Yesterday, Russian cosmonaut Oleg Artemyev was instructed by Roscosmos ground control to “drop everything and go back” to the ISS when he was three hours into a spacewalk. The issue: a flaw in the Orlan EVA suit’s electrical system that caused an unexpected drop in the suit’s battery levels.
- Artemyev was able to return safely to the airlock and connect with station power. “I think we need some solar panels on the Orlans,” he said after returning.
- After the spacewalk was safely terminated and both Artemyev and fellow crew member Denis Matveev were back aboard the station, NASA wrote in a blog post that Artemyev “was never in any danger.”
Suits are made for walking: The two cosmonauts had ventured out to make upgrades to the European Robotic Arm, which has been aboard the station. They successfully installed two cameras and removed thermal insulation and a launch restraint. After Artemyev was instructed to return to the station, cosmonaut Sergey Korsakov returned the arm to its correct position from inside the station, and Matveev ended his spacewalk early.
Getting up in age: The Russian Orlan suit isn’t the only one that’s had issues recently. On a spacewalk in March, ESA astronaut Matthias Maurer came back from a spacewalk with water in his helmet, and in May, NASA paused all its spacewalks off the ISS.
- Russia uses its own spacesuits on the ISS and didn’t pause spacewalks when NASA did.
On NASA’s end, new in-house and commercial EVA suits are in the works. NASA is building its own through the Exploration Extravehicular Mobility Unit (xEMU) program, and recently contracted Axiom and Collins to build their own versions.
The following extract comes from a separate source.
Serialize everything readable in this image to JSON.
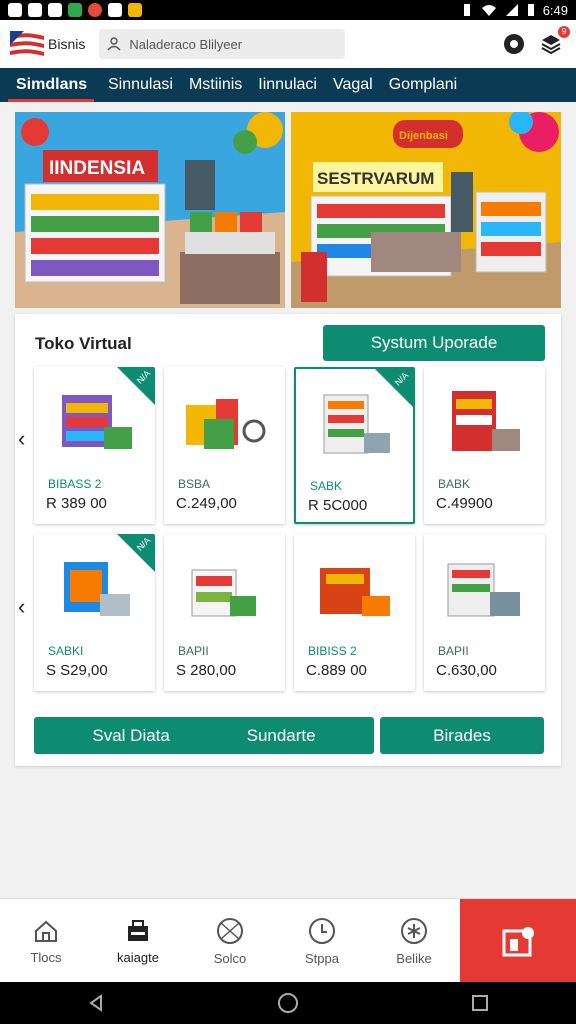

The upshot: Though Roscosmos has announced its intentions to leave the ISS to build its own space station after 2024, NASA is still set on extending the outpost’s operations through 2030. One way or another, the partner agencies are going to need the EVA suits in working order to maintain the station in the coming years.